[TO DO] In the records that follow, find each line with the word "properties" and copy it.

[EXTRACTED MATERIAL]
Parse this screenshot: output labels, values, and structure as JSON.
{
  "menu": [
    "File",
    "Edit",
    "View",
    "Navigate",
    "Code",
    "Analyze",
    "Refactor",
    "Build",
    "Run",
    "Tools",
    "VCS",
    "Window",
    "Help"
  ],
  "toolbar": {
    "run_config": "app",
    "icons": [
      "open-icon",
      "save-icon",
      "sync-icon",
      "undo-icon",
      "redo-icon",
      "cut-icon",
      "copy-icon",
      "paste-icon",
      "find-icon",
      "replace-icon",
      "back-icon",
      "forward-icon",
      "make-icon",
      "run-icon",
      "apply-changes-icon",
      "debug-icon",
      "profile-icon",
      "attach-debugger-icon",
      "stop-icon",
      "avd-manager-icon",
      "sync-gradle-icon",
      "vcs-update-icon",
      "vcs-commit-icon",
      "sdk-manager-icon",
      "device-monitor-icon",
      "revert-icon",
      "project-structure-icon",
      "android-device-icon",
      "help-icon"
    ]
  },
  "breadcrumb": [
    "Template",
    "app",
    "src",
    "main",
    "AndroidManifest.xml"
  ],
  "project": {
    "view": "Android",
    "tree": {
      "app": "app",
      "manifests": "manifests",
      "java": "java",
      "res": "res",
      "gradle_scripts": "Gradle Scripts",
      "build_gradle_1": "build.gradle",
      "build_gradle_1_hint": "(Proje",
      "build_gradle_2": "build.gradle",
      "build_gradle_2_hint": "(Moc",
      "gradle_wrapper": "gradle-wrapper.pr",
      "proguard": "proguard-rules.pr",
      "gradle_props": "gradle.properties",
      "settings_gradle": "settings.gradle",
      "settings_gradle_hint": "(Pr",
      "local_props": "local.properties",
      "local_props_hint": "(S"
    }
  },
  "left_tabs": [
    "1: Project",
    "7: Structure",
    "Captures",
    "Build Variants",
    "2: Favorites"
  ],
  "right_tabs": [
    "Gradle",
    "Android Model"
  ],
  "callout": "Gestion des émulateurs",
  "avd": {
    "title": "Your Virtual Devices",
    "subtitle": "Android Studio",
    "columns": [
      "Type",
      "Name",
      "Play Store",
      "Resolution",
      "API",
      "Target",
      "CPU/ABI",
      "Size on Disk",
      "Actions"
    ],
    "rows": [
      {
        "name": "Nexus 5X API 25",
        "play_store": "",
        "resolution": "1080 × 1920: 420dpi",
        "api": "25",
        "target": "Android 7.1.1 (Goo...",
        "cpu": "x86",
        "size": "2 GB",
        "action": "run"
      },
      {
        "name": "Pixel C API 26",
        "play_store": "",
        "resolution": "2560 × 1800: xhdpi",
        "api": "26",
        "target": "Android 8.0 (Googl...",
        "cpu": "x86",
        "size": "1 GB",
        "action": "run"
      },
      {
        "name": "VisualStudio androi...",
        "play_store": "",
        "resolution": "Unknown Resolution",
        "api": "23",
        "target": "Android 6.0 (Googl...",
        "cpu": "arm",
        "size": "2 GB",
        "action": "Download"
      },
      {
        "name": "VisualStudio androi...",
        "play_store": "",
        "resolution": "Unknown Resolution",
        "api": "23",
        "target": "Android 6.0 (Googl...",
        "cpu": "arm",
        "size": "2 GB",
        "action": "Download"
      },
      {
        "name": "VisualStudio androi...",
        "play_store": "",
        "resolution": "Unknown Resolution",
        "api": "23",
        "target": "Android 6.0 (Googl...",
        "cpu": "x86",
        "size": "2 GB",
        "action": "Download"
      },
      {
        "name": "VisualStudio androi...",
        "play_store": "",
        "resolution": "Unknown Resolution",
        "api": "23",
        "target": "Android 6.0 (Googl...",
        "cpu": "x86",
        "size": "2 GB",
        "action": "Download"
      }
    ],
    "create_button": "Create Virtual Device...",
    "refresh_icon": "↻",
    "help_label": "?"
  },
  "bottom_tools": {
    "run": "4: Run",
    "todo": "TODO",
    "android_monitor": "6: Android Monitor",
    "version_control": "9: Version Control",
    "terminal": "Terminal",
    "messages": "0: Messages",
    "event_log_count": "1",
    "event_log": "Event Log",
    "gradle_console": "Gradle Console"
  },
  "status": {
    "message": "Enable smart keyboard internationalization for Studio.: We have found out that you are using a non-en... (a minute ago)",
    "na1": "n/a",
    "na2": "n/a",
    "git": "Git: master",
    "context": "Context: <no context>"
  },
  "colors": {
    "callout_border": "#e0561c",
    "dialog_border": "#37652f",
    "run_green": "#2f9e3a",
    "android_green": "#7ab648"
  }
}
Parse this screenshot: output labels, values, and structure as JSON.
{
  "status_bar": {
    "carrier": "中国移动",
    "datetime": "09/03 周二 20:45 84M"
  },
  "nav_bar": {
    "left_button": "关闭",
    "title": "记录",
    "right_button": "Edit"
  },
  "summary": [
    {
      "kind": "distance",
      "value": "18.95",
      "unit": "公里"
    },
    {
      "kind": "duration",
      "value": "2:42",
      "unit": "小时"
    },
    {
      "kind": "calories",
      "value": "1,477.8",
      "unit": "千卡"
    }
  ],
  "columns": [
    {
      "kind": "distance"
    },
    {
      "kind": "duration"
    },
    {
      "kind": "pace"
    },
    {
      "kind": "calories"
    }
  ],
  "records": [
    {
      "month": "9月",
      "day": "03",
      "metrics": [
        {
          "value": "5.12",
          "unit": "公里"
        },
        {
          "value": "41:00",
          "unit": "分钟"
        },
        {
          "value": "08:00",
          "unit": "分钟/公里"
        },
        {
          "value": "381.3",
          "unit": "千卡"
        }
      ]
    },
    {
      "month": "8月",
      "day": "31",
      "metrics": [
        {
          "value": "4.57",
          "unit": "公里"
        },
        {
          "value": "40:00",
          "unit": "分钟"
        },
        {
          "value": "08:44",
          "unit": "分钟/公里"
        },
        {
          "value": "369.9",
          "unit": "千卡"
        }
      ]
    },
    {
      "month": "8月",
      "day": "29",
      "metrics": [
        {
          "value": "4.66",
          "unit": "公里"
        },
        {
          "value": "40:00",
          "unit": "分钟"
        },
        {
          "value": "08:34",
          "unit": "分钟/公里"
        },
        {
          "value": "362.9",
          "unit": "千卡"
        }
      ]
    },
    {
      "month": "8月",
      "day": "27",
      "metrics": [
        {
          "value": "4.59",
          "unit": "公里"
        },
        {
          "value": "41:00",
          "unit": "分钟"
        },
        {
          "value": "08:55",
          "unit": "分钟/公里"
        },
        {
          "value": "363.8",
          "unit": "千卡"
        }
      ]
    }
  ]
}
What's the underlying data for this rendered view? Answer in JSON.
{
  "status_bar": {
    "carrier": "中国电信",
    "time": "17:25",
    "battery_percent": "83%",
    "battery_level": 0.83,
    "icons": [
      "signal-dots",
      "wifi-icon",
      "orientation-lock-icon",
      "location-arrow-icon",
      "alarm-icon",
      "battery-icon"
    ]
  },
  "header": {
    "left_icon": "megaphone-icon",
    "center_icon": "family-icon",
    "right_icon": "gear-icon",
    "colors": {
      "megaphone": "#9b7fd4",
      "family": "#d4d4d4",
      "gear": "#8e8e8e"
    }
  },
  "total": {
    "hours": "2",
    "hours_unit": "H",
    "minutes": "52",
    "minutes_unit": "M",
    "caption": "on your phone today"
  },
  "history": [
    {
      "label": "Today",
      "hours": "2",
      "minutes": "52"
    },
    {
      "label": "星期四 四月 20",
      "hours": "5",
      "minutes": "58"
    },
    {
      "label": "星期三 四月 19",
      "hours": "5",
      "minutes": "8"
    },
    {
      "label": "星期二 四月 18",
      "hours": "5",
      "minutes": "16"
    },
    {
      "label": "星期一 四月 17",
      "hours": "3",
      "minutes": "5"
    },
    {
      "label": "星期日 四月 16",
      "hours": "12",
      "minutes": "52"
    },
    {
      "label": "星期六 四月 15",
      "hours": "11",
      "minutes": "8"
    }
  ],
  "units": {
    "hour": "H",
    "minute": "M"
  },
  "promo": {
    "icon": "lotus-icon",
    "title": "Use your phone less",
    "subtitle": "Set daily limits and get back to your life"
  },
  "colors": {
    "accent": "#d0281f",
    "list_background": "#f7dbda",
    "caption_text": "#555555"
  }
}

[ANSWER FOR THIS EXERCISE]
      "gradle_props": "gradle.properties",
      "local_props": "local.properties",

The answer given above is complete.